Saturday, May 02, 2015

‘No possibility’ of finding more Nepal quake survivors

Nepal's government ruled out the possibility Saturday of finding more survivors buried in the rubble from last weekend's massive earthquake as it announced the death toll had risen to 6,621.

"It has already been one week since the disaster," home ministry spokesman Laxmi Prasad Dhakal told AFP.

"We are trying our best in rescue and relief work but now I don't think that there is any possibility of survivors under the rubble."

As well as updating the death toll, Dhakal put the number of injured at 14,023.

The 7.8-magnitude quake, which was the deadliest in Nepal for more than 80 years, devastated vast swathes of the country when it erupted around midday last Saturday and reduced much of the capital Kathmandu to ruins.

While multiple teams of rescuers from more than 20 countries have been using sniffer dogs and heat-seeking equipment to find survivors in the rubble, no one has been pulled alive since Thursday evening.

More than 100 people were also killed in neighboring India and China.


1 comment:

  1. Nepal quake could have been much worse: Here's why...

    The structural engineer strides through Kathmandu's old city, past buildings reduced to rubble, buildings whose facades are cracked in dozens of places, like the fractured shell of a hardboiled egg. But it's the many buildings that made it unscathed through the earthquake that amaze Kit Miyamoto.

    "It could have been so much worse," said Miyamoto, head of a global earthquake and structural engineering firm, who flew to Nepal soon after he heard about last weekend's 7.8- magnitude quake. He shakes his head, topped by a white hardhat. Before landing, he'd envisioned a flattened moonscape of dust and debris.

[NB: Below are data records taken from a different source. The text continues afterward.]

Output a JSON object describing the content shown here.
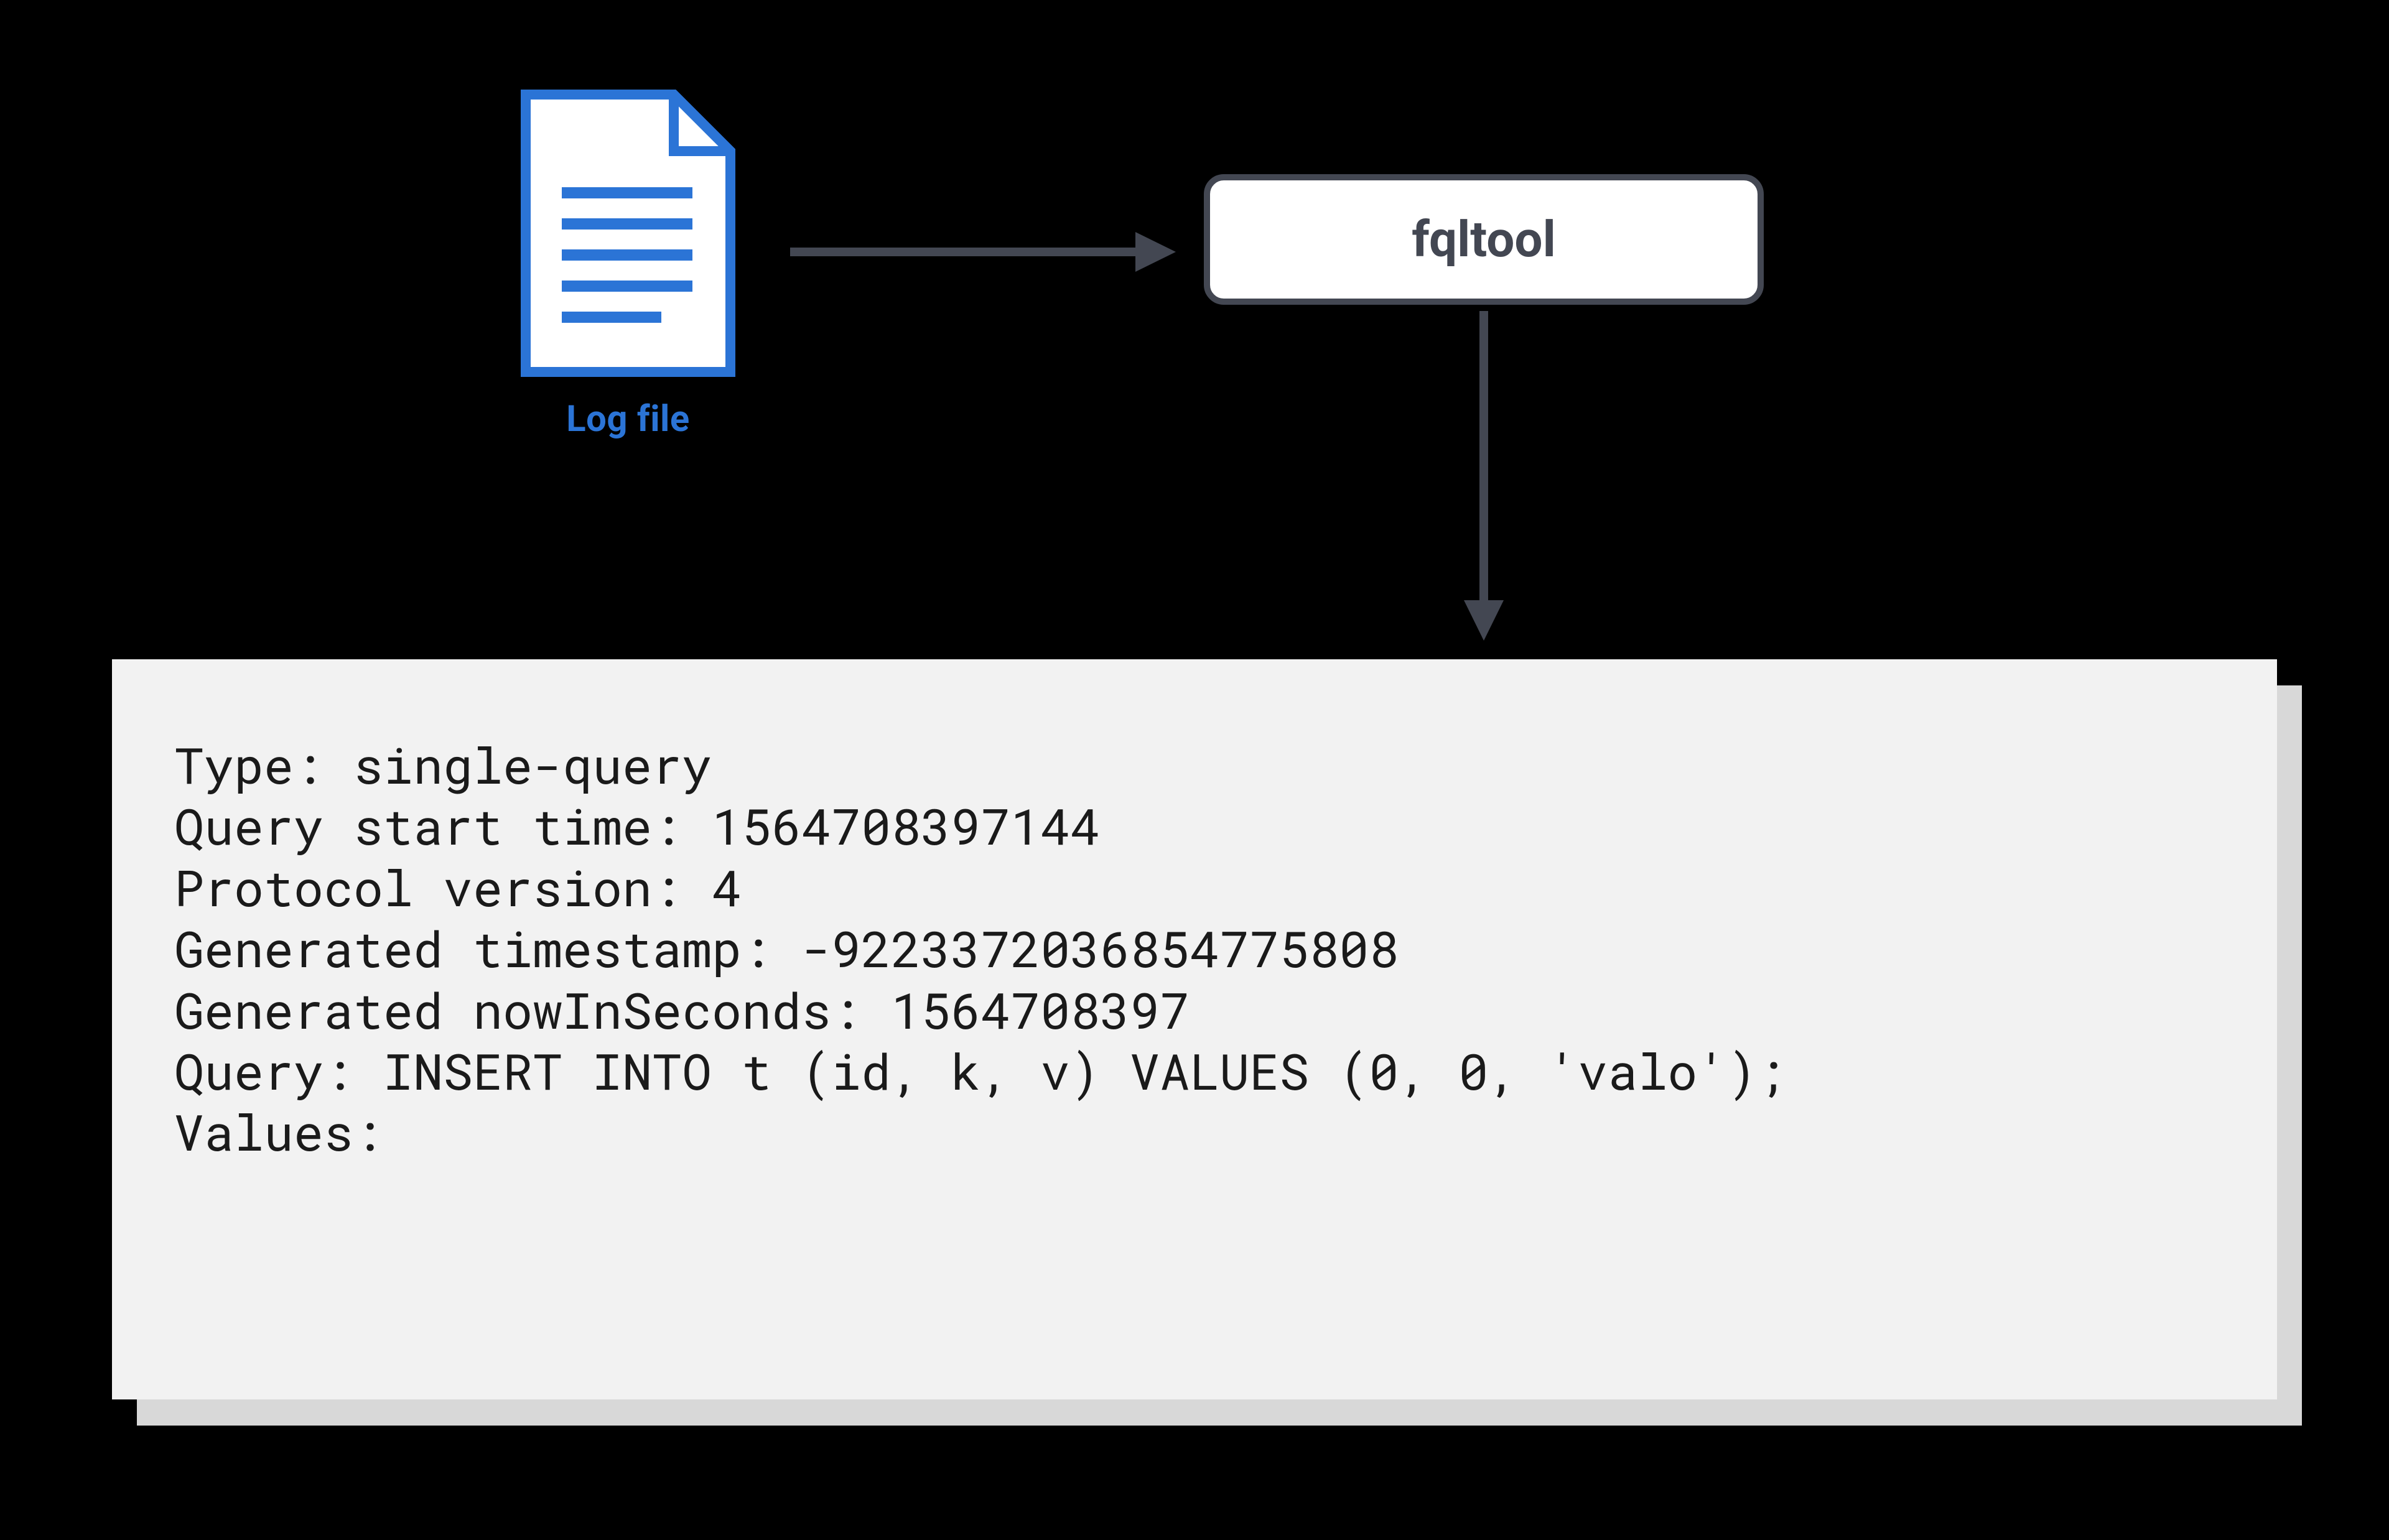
{
  "diagram": {
    "log_file_label": "Log file",
    "tool_label": "fqltool"
  },
  "output": {
    "lines": [
      "Type: single-query",
      "Query start time: 1564708397144",
      "Protocol version: 4",
      "Generated timestamp: -9223372036854775808",
      "Generated nowInSeconds: 1564708397",
      "Query: INSERT INTO t (id, k, v) VALUES (0, 0, 'valo');",
      "Values:"
    ]
  },
  "colors": {
    "file_blue": "#2b74d6",
    "box_stroke": "#434752",
    "panel_bg": "#f2f2f2",
    "shadow": "#d8d8d8"
  }
}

He thought as many as 40,000 people could be dead.

    That the reality has turned out to be far less destructive has a lot to do with the vagaries of geology, geography and construction decisions. Not to mention sheer luck.

    The danger, however, may not be over. Dozens of mostly small aftershocks have hit Nepal since the quake. A more powerful aftershock a bit closer to the capital could cause immense damage.

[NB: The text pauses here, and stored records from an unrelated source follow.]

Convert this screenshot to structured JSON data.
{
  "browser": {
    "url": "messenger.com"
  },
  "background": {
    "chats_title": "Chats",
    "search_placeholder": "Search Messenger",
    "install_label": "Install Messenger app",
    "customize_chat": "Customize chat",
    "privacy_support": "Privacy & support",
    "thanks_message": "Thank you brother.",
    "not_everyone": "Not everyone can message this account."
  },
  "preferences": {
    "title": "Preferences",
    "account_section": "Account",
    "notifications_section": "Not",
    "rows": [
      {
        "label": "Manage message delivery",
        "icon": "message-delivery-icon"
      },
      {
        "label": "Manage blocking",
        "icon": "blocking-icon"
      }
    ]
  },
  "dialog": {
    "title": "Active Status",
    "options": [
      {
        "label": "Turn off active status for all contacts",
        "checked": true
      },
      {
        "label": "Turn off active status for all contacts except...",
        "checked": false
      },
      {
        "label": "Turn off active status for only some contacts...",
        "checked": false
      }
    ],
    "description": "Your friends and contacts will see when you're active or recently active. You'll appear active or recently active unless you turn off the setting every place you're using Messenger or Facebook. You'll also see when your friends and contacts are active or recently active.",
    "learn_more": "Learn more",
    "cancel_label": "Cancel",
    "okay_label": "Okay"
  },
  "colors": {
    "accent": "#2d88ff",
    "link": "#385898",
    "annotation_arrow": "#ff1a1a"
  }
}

    "If a magnitude 6 or 6.5 quake happens within 20 kilometers of Kathmandu, it's going to be a nightmare," said Sandeep Donald Shah, a structural engineer with Miyamoto International, during the walk through Kathmandu. "The probability is pretty high that this may happen because we just had a (huge) earthquake, and the fault line has been activated."

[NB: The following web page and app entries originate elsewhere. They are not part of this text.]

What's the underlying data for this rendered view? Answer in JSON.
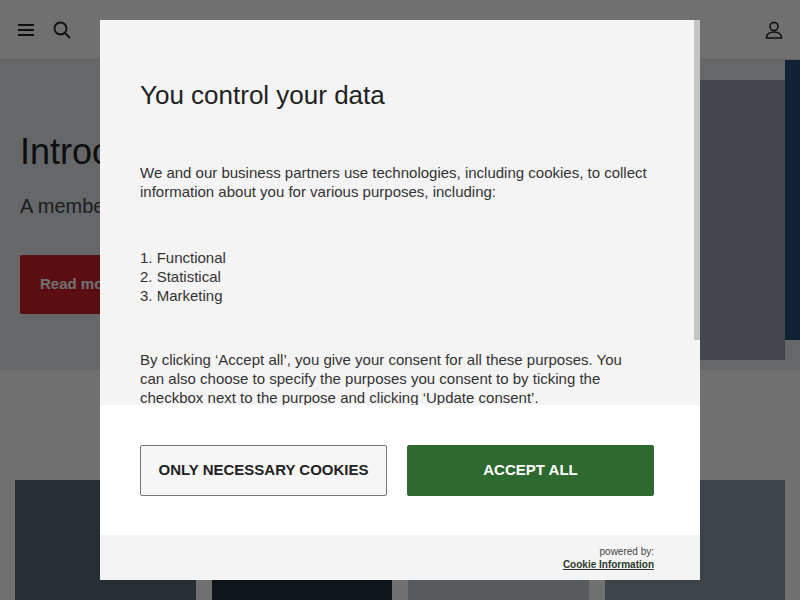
{
  "hero": {
    "title": "Introc",
    "subtitle": "A membe",
    "button": "Read mo"
  },
  "consent": {
    "title": "You control your data",
    "intro": "We and our business partners use technologies, including cookies, to collect information about you for various purposes, including:",
    "purposes": [
      "1. Functional",
      "2. Statistical",
      "3. Marketing"
    ],
    "details": "By clicking ‘Accept all’, you give your consent for all these purposes. You can also choose to specify the purposes you consent to by ticking the checkbox next to the purpose and clicking ‘Update consent’.",
    "buttons": [
      "ONLY NECESSARY COOKIES",
      "ACCEPT ALL"
    ],
    "powered_by": "powered by:",
    "provider": "Cookie Information"
  }
}
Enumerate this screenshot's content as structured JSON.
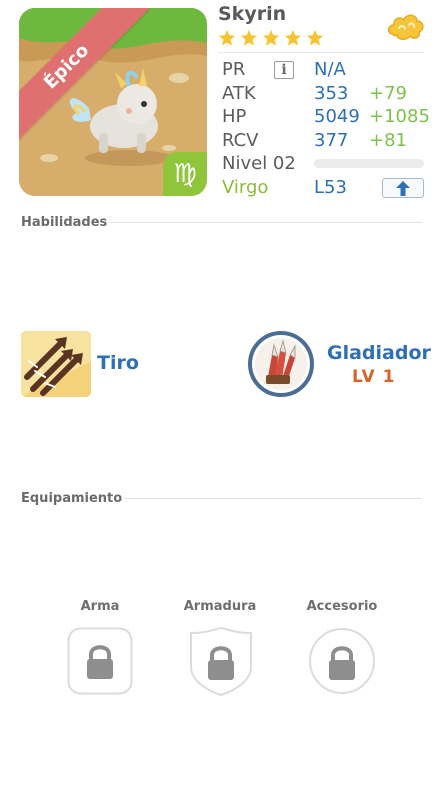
{
  "character": {
    "name": "Skyrin",
    "rarity": "Épico",
    "stars": 5,
    "zodiac_glyph": "♍"
  },
  "stats": {
    "pr": {
      "label": "PR",
      "value": "N/A"
    },
    "atk": {
      "label": "ATK",
      "value": "353",
      "bonus": "+79"
    },
    "hp": {
      "label": "HP",
      "value": "5049",
      "bonus": "+1085"
    },
    "rcv": {
      "label": "RCV",
      "value": "377",
      "bonus": "+81"
    },
    "level": {
      "label": "Nivel 02",
      "progress": 0.0
    },
    "sign": {
      "label": "Virgo",
      "value": "L53"
    }
  },
  "sections": {
    "skills": "Habilidades",
    "equipment": "Equipamiento"
  },
  "skill": {
    "name": "Tiro"
  },
  "leader_skill": {
    "name": "Gladiador",
    "level": "LV 1"
  },
  "equipment": {
    "weapon": "Arma",
    "armor": "Armadura",
    "accessory": "Accesorio"
  },
  "colors": {
    "stat_value": "#2f6fb5",
    "stat_bonus": "#7dc24a",
    "rarity_ribbon": "#e07070",
    "zodiac_badge": "#8fc53b",
    "leader_level": "#d96428"
  }
}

    The general state of Kathmandu's buildings — with their ancient soot-and-exhaust-stained concrete, their uneven bricks, their drooping facades and crooked balconies — raises questions about how so many still stand after such a big quake.

    Remaining upright depended on a combination of factors, including age, size, building material and strength, location and the underlying soil. But the simplest explanation is that Kathmandu largely sits outside the danger zone of last week's quake.....AP.....


Only News

EL News

Blog Widget by LinkWithin